Ravi Shankar's association with Southbank Centre goes back more than 60 years to his first performance in Royal Festival Hall in 1958 which began a lifelong relationship with the venue, including several performances and significant premieres over the years. To celebrate his awe-inspiring life and legacy, Southbank Centre is presenting Shankar 100, a special programme of concerts and projects throughout his centenary year, developed in consultation with his wife Sukanya and daughter and Southbank Centre Associate Artist Anoushka Shankar.
More than 100 dancers chosen by Ravi Shankar’s wife Sukanya Shankar will open the Ravi Shankar Centenary concert with musicians from India and around the world performing alongside Anoushka Shankar, her half-sister Norah Jones and Nitin Sawhney. The public programme is supported by Olivia and Dhani Harrison and the Material World Foundation.
After 18 years, Akram Khan will be returning with his company's first full-length dance production, Kaash, created in 2002 in collaboration with visual artist Anish Kapoor and composer Nitin Sawhney. The London Philharmonic Orchestra with Zubin Mehta and Anoushka Shankar will rediscover Ravi Shankar’s Raga-Mala in Mehta Conducts Shankarankar.
Amass Sitarathon workshop, a chance to create rangoli art and a dance workshop with Sujata Banerjee Dance Company will take place at Southbank Centre for their celebration called Shankar 100.
Highlights from the Ravi Shankar Archives exploring the life and legacy of a global musical icon in a show viz. Indian Sun will be showcasing significant items belonging to Shankar including personal belongings that accompanied him on stage for his last performance in 2012 and a unique, rare custom-made Kanai Lal sitar will be performed. This intimate display also contains archive photographs, unseen film footage and correspondence between Shankar and George Harrison giving audiences a new understanding of Shankar’s word.
A series of film screenings curated by Anoushka Shankar in partnership with the BFI including Alice in Wonderland, Monterey Pop, Pather Panchaliand Raga: A Film Journey Into the Soul of India will be filmed.
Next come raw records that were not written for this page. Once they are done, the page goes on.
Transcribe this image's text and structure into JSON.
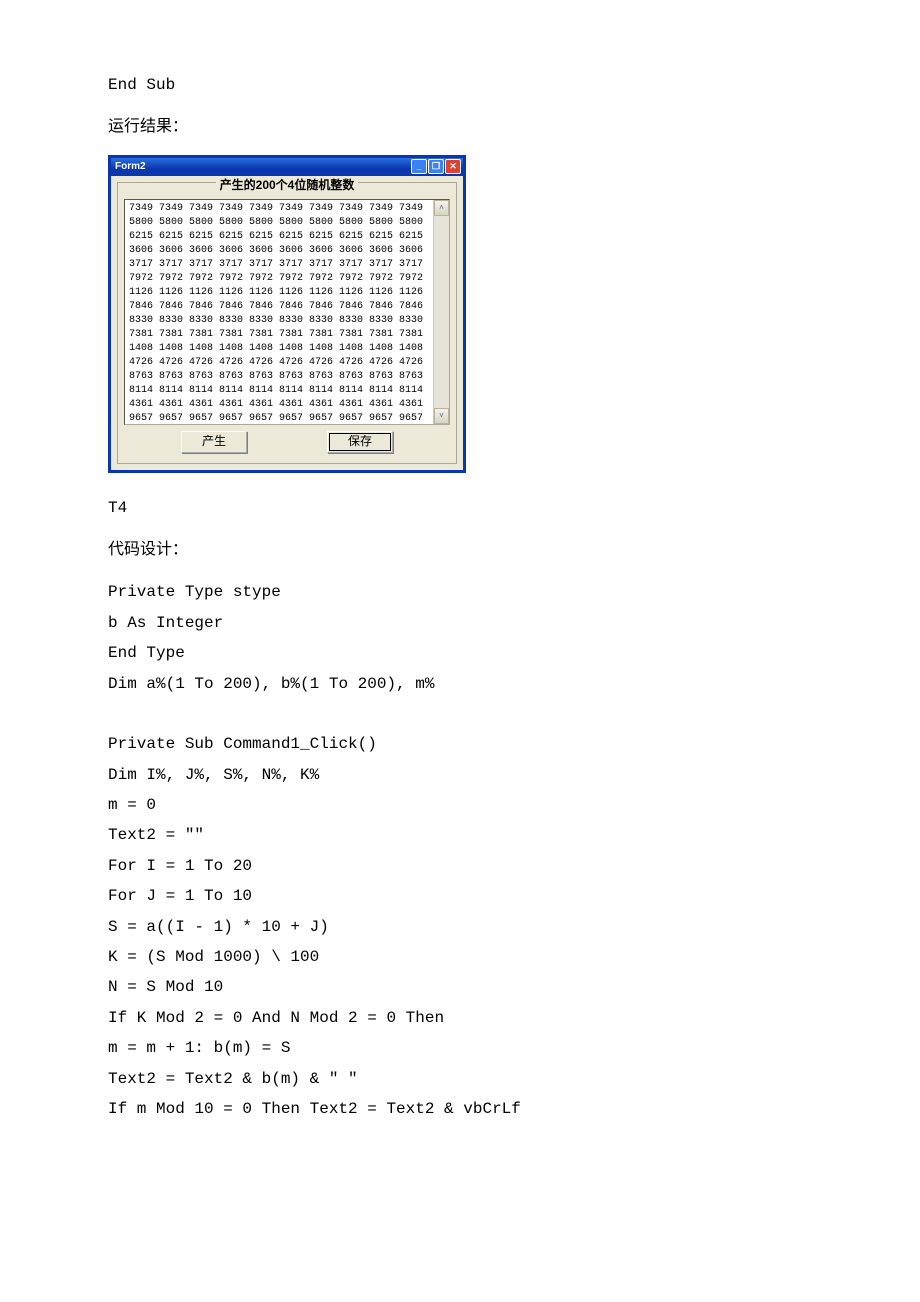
{
  "doc": {
    "code_top": "End Sub",
    "result_label": "运行结果：",
    "t4": "T4",
    "code_design": "代码设计：",
    "code_lines": [
      "Private Type stype",
      "b As Integer",
      "End Type",
      "Dim a%(1 To 200), b%(1 To 200), m%",
      "",
      "Private Sub Command1_Click()",
      "Dim I%, J%, S%, N%, K%",
      "m = 0",
      "Text2 = \"\"",
      "For I = 1 To 20",
      "For J = 1 To 10",
      "S = a((I - 1) * 10 + J)",
      "K = (S Mod 1000) \\ 100",
      "N = S Mod 10",
      "If K Mod 2 = 0 And N Mod 2 = 0 Then",
      "m = m + 1: b(m) = S",
      "Text2 = Text2 & b(m) & \"  \"",
      "If m Mod 10 = 0 Then Text2 = Text2 & vbCrLf"
    ]
  },
  "window": {
    "title": "Form2",
    "frame_title": "产生的200个4位随机整数",
    "rows": [
      "7349 7349 7349 7349 7349 7349 7349 7349 7349 7349",
      "5800 5800 5800 5800 5800 5800 5800 5800 5800 5800",
      "6215 6215 6215 6215 6215 6215 6215 6215 6215 6215",
      "3606 3606 3606 3606 3606 3606 3606 3606 3606 3606",
      "3717 3717 3717 3717 3717 3717 3717 3717 3717 3717",
      "7972 7972 7972 7972 7972 7972 7972 7972 7972 7972",
      "1126 1126 1126 1126 1126 1126 1126 1126 1126 1126",
      "7846 7846 7846 7846 7846 7846 7846 7846 7846 7846",
      "8330 8330 8330 8330 8330 8330 8330 8330 8330 8330",
      "7381 7381 7381 7381 7381 7381 7381 7381 7381 7381",
      "1408 1408 1408 1408 1408 1408 1408 1408 1408 1408",
      "4726 4726 4726 4726 4726 4726 4726 4726 4726 4726",
      "8763 8763 8763 8763 8763 8763 8763 8763 8763 8763",
      "8114 8114 8114 8114 8114 8114 8114 8114 8114 8114",
      "4361 4361 4361 4361 4361 4361 4361 4361 4361 4361",
      "9657 9657 9657 9657 9657 9657 9657 9657 9657 9657"
    ],
    "btn_generate": "产生",
    "btn_save": "保存",
    "caret_up": "˄",
    "caret_down": "˅"
  }
}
Gillian Moore CBE, Director of Music, Southbank Centre said, "Shankar 100 is a true celebration of a musician who brought the great tradition of Indian Classical Music to a global audience. We are privileged to honour Shankar’s life and legacy with a programme including concerts with the London Philharmonic Orchestra, performances from Akram Khan Company and free workshops around the Southbank Centre site. Women take the lead with Anoushka Shankar, Sukanya Shankar and Norah Jones contributing to the centenary events and later in the year, Sitar Fest showcasing the brilliant female sitarists who are continuing to explore the instrument so closely associated with the great sitar maestro.
"Our neighbours at the BFI celebrate Ravi Shankar’s legacy as a film composer, and in November, Ravi Shankar’s friend Zubin Mehta conducts London Philharmonic Orchestra and Anoushka Shankar 40 years after Mehta collaborated with her father on the world premiere of his Raga-Mālā."